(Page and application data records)
━━━━━━━━━━
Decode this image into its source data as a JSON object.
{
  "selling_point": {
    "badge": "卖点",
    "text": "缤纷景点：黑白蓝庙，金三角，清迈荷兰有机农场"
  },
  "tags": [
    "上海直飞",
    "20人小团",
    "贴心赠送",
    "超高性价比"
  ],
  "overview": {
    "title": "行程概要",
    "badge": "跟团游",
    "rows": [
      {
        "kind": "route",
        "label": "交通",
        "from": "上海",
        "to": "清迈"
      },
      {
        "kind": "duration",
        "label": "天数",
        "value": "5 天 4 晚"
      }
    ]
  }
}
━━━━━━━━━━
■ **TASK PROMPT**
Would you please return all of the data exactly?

■ **EXERCISE RESPONSE**
Decode this image into its source data as a JSON object.
{
  "selling_point": {
    "badge": "卖点",
    "text": "缤纷景点：黑白蓝庙，金三角，清迈荷兰有机农场"
  },
  "tags": [
    "上海直飞",
    "20人小团",
    "贴心赠送",
    "超高性价比"
  ],
  "overview": {
    "title": "行程概要",
    "badge": "跟团游",
    "rows": [
      {
        "kind": "route",
        "label": "交通",
        "from": "上海",
        "to": "清迈"
      },
      {
        "kind": "duration",
        "label": "天数",
        "value": "5 天 4 晚"
      }
    ]
  }
}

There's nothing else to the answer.